SUPPLIED ENTRIES:
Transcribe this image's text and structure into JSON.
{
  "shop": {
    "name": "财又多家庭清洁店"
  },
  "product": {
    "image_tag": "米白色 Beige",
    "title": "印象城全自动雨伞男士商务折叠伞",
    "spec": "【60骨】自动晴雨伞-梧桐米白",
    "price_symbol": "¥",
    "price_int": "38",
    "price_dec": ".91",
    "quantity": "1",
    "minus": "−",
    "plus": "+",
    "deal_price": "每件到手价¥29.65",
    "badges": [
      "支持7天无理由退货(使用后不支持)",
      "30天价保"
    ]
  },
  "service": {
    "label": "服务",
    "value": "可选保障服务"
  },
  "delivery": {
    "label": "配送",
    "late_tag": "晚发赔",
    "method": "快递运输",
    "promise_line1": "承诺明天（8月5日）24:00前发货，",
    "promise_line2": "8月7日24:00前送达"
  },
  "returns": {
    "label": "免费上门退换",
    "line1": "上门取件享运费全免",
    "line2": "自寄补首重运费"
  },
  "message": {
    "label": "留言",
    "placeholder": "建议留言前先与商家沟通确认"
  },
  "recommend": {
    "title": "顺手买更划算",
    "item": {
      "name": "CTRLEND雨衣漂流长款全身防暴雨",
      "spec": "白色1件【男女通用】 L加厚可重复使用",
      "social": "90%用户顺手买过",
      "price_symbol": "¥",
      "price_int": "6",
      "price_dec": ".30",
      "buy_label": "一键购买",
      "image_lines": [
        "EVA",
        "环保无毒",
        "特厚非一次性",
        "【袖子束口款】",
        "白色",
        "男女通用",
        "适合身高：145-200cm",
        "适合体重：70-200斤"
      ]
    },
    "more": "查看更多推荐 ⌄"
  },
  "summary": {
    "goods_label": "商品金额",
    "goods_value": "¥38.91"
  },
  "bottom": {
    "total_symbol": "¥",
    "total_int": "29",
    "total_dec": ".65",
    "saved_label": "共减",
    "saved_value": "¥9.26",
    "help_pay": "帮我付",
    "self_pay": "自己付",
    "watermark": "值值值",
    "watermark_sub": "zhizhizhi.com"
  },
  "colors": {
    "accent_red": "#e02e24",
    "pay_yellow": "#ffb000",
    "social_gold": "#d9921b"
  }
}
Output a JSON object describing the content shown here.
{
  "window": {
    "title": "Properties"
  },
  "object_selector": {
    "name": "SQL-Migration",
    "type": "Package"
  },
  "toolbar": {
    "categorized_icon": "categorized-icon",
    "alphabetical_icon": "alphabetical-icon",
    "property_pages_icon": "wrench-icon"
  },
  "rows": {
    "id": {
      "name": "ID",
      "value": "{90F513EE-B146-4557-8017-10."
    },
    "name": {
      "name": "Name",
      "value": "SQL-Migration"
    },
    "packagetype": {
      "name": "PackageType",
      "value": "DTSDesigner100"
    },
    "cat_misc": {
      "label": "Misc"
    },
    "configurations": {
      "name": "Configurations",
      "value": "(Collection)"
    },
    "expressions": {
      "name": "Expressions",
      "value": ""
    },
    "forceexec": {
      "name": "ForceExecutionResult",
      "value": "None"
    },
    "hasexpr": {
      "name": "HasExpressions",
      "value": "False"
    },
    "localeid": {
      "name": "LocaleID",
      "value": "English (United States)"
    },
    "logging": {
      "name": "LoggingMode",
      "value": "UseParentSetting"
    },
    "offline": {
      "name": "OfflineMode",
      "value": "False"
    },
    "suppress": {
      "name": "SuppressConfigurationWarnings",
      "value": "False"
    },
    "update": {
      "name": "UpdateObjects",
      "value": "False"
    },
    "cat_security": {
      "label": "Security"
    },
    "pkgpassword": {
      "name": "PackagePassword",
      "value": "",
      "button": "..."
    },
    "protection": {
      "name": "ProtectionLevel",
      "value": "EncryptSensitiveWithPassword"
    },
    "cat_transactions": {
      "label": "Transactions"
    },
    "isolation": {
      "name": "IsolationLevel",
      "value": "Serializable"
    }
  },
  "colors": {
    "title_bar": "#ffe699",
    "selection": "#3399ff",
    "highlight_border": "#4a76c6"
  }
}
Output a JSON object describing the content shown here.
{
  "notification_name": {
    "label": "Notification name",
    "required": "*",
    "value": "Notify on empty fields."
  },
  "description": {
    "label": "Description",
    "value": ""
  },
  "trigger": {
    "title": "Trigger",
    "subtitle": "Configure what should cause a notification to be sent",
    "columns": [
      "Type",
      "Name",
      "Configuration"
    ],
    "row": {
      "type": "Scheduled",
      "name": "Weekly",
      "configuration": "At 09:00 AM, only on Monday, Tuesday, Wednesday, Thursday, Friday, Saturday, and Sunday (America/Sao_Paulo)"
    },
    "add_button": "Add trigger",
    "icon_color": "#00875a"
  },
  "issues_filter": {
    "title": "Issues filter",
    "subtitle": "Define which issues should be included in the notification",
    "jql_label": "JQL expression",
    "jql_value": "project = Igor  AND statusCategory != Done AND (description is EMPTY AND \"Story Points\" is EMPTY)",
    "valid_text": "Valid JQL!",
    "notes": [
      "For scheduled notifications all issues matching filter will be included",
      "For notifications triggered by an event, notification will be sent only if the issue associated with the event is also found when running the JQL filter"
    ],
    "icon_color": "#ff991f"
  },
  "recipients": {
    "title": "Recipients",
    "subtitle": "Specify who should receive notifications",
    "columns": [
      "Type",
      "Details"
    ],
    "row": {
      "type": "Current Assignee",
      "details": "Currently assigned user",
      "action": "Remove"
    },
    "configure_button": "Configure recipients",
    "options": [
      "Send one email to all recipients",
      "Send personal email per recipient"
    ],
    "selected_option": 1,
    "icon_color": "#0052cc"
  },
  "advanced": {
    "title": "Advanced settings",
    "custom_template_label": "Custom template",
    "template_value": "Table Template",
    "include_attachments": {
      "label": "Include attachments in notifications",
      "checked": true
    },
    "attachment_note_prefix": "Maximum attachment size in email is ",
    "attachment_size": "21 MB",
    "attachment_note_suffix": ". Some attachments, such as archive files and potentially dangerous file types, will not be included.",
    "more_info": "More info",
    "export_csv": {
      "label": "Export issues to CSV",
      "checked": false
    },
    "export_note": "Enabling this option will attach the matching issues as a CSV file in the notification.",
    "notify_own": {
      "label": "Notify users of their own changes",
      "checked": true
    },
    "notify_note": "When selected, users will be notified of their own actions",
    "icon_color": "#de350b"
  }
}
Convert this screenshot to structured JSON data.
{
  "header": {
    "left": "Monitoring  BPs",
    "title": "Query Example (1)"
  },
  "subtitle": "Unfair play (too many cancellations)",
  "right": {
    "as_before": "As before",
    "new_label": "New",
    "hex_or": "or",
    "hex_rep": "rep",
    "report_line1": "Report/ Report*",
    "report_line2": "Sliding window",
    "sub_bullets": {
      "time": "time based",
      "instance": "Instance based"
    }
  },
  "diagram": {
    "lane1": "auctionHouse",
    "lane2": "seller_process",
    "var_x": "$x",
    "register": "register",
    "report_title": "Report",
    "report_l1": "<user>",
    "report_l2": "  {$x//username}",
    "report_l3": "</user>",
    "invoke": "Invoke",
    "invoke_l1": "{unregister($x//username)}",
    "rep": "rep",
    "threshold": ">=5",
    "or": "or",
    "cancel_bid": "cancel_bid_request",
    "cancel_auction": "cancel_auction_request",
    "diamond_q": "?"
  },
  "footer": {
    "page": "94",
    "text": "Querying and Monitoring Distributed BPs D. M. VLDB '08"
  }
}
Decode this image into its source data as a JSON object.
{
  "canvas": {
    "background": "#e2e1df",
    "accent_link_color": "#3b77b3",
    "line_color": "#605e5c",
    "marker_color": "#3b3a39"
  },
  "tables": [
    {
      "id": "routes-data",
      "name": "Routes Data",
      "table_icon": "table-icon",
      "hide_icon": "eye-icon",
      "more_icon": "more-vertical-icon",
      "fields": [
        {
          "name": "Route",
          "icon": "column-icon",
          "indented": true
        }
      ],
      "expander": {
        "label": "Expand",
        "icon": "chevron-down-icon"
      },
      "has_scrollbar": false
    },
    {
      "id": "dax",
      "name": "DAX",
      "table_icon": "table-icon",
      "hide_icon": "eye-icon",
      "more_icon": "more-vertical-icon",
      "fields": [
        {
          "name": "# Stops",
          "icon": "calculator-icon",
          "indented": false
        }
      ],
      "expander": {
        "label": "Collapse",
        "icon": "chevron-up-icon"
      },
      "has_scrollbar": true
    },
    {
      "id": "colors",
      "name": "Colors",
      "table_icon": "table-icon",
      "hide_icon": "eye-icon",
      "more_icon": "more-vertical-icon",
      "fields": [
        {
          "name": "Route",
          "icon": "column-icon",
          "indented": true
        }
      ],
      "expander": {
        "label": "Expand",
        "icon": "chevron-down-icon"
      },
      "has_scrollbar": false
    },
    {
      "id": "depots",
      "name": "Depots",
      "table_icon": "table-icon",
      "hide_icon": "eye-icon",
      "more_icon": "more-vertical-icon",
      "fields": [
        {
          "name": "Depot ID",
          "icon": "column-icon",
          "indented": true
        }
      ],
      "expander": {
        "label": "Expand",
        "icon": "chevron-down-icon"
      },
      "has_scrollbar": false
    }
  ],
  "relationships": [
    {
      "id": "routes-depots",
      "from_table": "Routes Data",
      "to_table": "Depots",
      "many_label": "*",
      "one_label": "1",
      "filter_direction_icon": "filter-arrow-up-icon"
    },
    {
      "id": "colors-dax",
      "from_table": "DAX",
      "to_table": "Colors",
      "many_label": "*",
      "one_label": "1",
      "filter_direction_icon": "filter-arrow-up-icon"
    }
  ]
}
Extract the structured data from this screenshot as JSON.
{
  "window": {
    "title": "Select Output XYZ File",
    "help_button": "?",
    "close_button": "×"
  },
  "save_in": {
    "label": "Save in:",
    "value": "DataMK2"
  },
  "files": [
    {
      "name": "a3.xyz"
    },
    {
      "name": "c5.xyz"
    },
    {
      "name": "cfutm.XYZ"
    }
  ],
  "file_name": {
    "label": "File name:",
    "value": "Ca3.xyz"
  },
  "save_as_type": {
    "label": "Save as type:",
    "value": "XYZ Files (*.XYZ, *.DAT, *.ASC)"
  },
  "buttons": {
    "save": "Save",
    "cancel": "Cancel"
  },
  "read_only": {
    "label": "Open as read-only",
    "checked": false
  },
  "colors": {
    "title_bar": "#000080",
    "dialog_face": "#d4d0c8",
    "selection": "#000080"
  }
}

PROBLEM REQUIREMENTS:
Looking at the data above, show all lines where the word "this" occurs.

TASK OUTPUT:
Transcribe this image's text and structure into JSON.
    "export_note": "Enabling this option will attach the matching issues as a CSV file in the notification.",
Convert this screenshot to structured JSON data.
Decode this image into its source data as a JSON object.
Extract the structured data from this screenshot as JSON.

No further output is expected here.